_Task objective_
With the pictures omitted, write out the entries that follow exactly as they stand.

○ ○ ○ ○

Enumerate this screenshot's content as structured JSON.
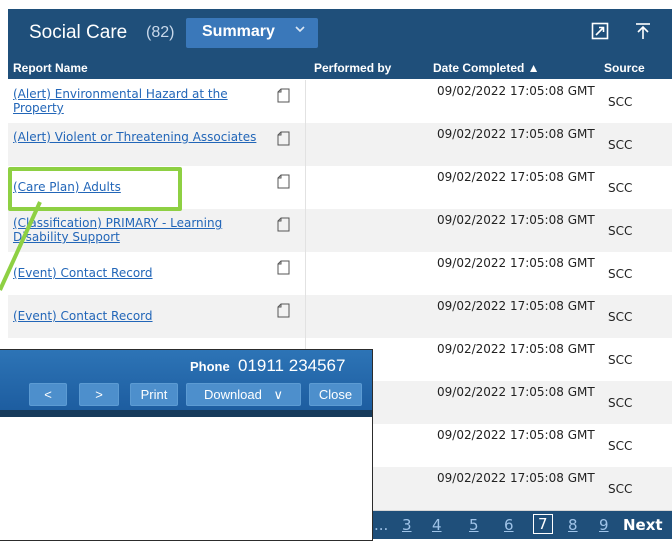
{
  "header": {
    "title": "Social Care",
    "count": "(82)",
    "view_select": "Summary",
    "chevron_icon": "chevron-down-icon",
    "expand_icon": "expand-icon",
    "scroll_top_icon": "scroll-to-top-icon"
  },
  "columns": {
    "report_name": "Report Name",
    "performed_by": "Performed by",
    "date_completed": "Date Completed ▲",
    "source": "Source"
  },
  "rows": [
    {
      "name": "(Alert) Environmental Hazard at the Property",
      "performed_by": "",
      "date": "09/02/2022 17:05:08 GMT",
      "source": "SCC"
    },
    {
      "name": "(Alert) Violent or Threatening Associates",
      "performed_by": "",
      "date": "09/02/2022 17:05:08 GMT",
      "source": "SCC"
    },
    {
      "name": "(Care Plan) Adults",
      "performed_by": "",
      "date": "09/02/2022 17:05:08 GMT",
      "source": "SCC"
    },
    {
      "name": "(Classification) PRIMARY - Learning Disability Support",
      "performed_by": "",
      "date": "09/02/2022 17:05:08 GMT",
      "source": "SCC"
    },
    {
      "name": "(Event) Contact Record",
      "performed_by": "",
      "date": "09/02/2022 17:05:08 GMT",
      "source": "SCC"
    },
    {
      "name": "(Event) Contact Record",
      "performed_by": "",
      "date": "09/02/2022 17:05:08 GMT",
      "source": "SCC"
    },
    {
      "name": "",
      "performed_by": "",
      "date": "09/02/2022 17:05:08 GMT",
      "source": "SCC"
    },
    {
      "name": "",
      "performed_by": "",
      "date": "09/02/2022 17:05:08 GMT",
      "source": "SCC"
    },
    {
      "name": "",
      "performed_by": "",
      "date": "09/02/2022 17:05:08 GMT",
      "source": "SCC"
    },
    {
      "name": "",
      "performed_by": "",
      "date": "09/02/2022 17:05:08 GMT",
      "source": "SCC"
    }
  ],
  "pagination": {
    "ellipsis": "...",
    "pages": [
      "3",
      "4",
      "5",
      "6",
      "7",
      "8",
      "9"
    ],
    "current": "7",
    "next": "Next"
  },
  "popup": {
    "phone_label": "Phone",
    "phone_value": "01911 234567",
    "buttons": {
      "prev": "<",
      "next": ">",
      "print": "Print",
      "download": "Download",
      "download_chevron": "∨",
      "close": "Close"
    }
  },
  "colors": {
    "header_bg": "#1f4f7a",
    "summary_bg": "#3a78ba",
    "link": "#2266b8",
    "callout": "#8ed043",
    "popup_bar": "#2d74b6"
  }
}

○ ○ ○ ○

_Answer for the task_
Enumerate this screenshot's content as structured JSON.
{
  "header": {
    "title": "Social Care",
    "count": "(82)",
    "view_select": "Summary",
    "chevron_icon": "chevron-down-icon",
    "expand_icon": "expand-icon",
    "scroll_top_icon": "scroll-to-top-icon"
  },
  "columns": {
    "report_name": "Report Name",
    "performed_by": "Performed by",
    "date_completed": "Date Completed ▲",
    "source": "Source"
  },
  "rows": [
    {
      "name": "(Alert) Environmental Hazard at the Property",
      "performed_by": "",
      "date": "09/02/2022 17:05:08 GMT",
      "source": "SCC"
    },
    {
      "name": "(Alert) Violent or Threatening Associates",
      "performed_by": "",
      "date": "09/02/2022 17:05:08 GMT",
      "source": "SCC"
    },
    {
      "name": "(Care Plan) Adults",
      "performed_by": "",
      "date": "09/02/2022 17:05:08 GMT",
      "source": "SCC"
    },
    {
      "name": "(Classification) PRIMARY - Learning Disability Support",
      "performed_by": "",
      "date": "09/02/2022 17:05:08 GMT",
      "source": "SCC"
    },
    {
      "name": "(Event) Contact Record",
      "performed_by": "",
      "date": "09/02/2022 17:05:08 GMT",
      "source": "SCC"
    },
    {
      "name": "(Event) Contact Record",
      "performed_by": "",
      "date": "09/02/2022 17:05:08 GMT",
      "source": "SCC"
    },
    {
      "name": "",
      "performed_by": "",
      "date": "09/02/2022 17:05:08 GMT",
      "source": "SCC"
    },
    {
      "name": "",
      "performed_by": "",
      "date": "09/02/2022 17:05:08 GMT",
      "source": "SCC"
    },
    {
      "name": "",
      "performed_by": "",
      "date": "09/02/2022 17:05:08 GMT",
      "source": "SCC"
    },
    {
      "name": "",
      "performed_by": "",
      "date": "09/02/2022 17:05:08 GMT",
      "source": "SCC"
    }
  ],
  "pagination": {
    "ellipsis": "...",
    "pages": [
      "3",
      "4",
      "5",
      "6",
      "7",
      "8",
      "9"
    ],
    "current": "7",
    "next": "Next"
  },
  "popup": {
    "phone_label": "Phone",
    "phone_value": "01911 234567",
    "buttons": {
      "prev": "<",
      "next": ">",
      "print": "Print",
      "download": "Download",
      "download_chevron": "∨",
      "close": "Close"
    }
  },
  "colors": {
    "header_bg": "#1f4f7a",
    "summary_bg": "#3a78ba",
    "link": "#2266b8",
    "callout": "#8ed043",
    "popup_bar": "#2d74b6"
  }
}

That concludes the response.